--- Material for this task Enclosed Below ---
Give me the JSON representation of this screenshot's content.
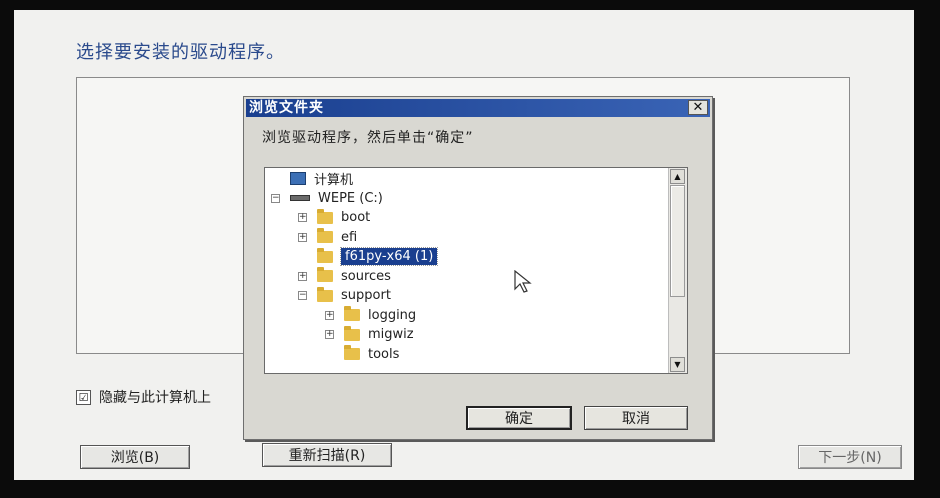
{
  "installer": {
    "title": "选择要安装的驱动程序。",
    "hide_checkbox_label": "隐藏与此计算机上",
    "hide_checked_glyph": "☑",
    "buttons": {
      "browse": "浏览(B)",
      "rescan": "重新扫描(R)",
      "next": "下一步(N)"
    }
  },
  "dialog": {
    "title": "浏览文件夹",
    "close_glyph": "✕",
    "instruction": "浏览驱动程序，然后单击“确定”",
    "tree": [
      {
        "label": "计算机",
        "icon": "computer-icon",
        "expander": "",
        "level": 0
      },
      {
        "label": "WEPE (C:)",
        "icon": "drive-icon",
        "expander": "−",
        "level": 0
      },
      {
        "label": "boot",
        "icon": "folder-icon",
        "expander": "+",
        "level": 1
      },
      {
        "label": "efi",
        "icon": "folder-icon",
        "expander": "+",
        "level": 1
      },
      {
        "label": "f61py-x64 (1)",
        "icon": "folder-icon",
        "expander": "",
        "level": 1,
        "selected": true
      },
      {
        "label": "sources",
        "icon": "folder-icon",
        "expander": "+",
        "level": 1
      },
      {
        "label": "support",
        "icon": "folder-icon",
        "expander": "−",
        "level": 1
      },
      {
        "label": "logging",
        "icon": "folder-icon",
        "expander": "+",
        "level": 2
      },
      {
        "label": "migwiz",
        "icon": "folder-icon",
        "expander": "+",
        "level": 2
      },
      {
        "label": "tools",
        "icon": "folder-icon",
        "expander": "",
        "level": 2
      }
    ],
    "ok_label": "确定",
    "cancel_label": "取消",
    "scroll_up_glyph": "▲",
    "scroll_down_glyph": "▼"
  }
}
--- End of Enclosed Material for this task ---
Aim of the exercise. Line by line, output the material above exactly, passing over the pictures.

Finished task.
Give me the JSON representation of this screenshot's content.
{
  "installer": {
    "title": "选择要安装的驱动程序。",
    "hide_checkbox_label": "隐藏与此计算机上",
    "hide_checked_glyph": "☑",
    "buttons": {
      "browse": "浏览(B)",
      "rescan": "重新扫描(R)",
      "next": "下一步(N)"
    }
  },
  "dialog": {
    "title": "浏览文件夹",
    "close_glyph": "✕",
    "instruction": "浏览驱动程序，然后单击“确定”",
    "tree": [
      {
        "label": "计算机",
        "icon": "computer-icon",
        "expander": "",
        "level": 0
      },
      {
        "label": "WEPE (C:)",
        "icon": "drive-icon",
        "expander": "−",
        "level": 0
      },
      {
        "label": "boot",
        "icon": "folder-icon",
        "expander": "+",
        "level": 1
      },
      {
        "label": "efi",
        "icon": "folder-icon",
        "expander": "+",
        "level": 1
      },
      {
        "label": "f61py-x64 (1)",
        "icon": "folder-icon",
        "expander": "",
        "level": 1,
        "selected": true
      },
      {
        "label": "sources",
        "icon": "folder-icon",
        "expander": "+",
        "level": 1
      },
      {
        "label": "support",
        "icon": "folder-icon",
        "expander": "−",
        "level": 1
      },
      {
        "label": "logging",
        "icon": "folder-icon",
        "expander": "+",
        "level": 2
      },
      {
        "label": "migwiz",
        "icon": "folder-icon",
        "expander": "+",
        "level": 2
      },
      {
        "label": "tools",
        "icon": "folder-icon",
        "expander": "",
        "level": 2
      }
    ],
    "ok_label": "确定",
    "cancel_label": "取消",
    "scroll_up_glyph": "▲",
    "scroll_down_glyph": "▼"
  }
}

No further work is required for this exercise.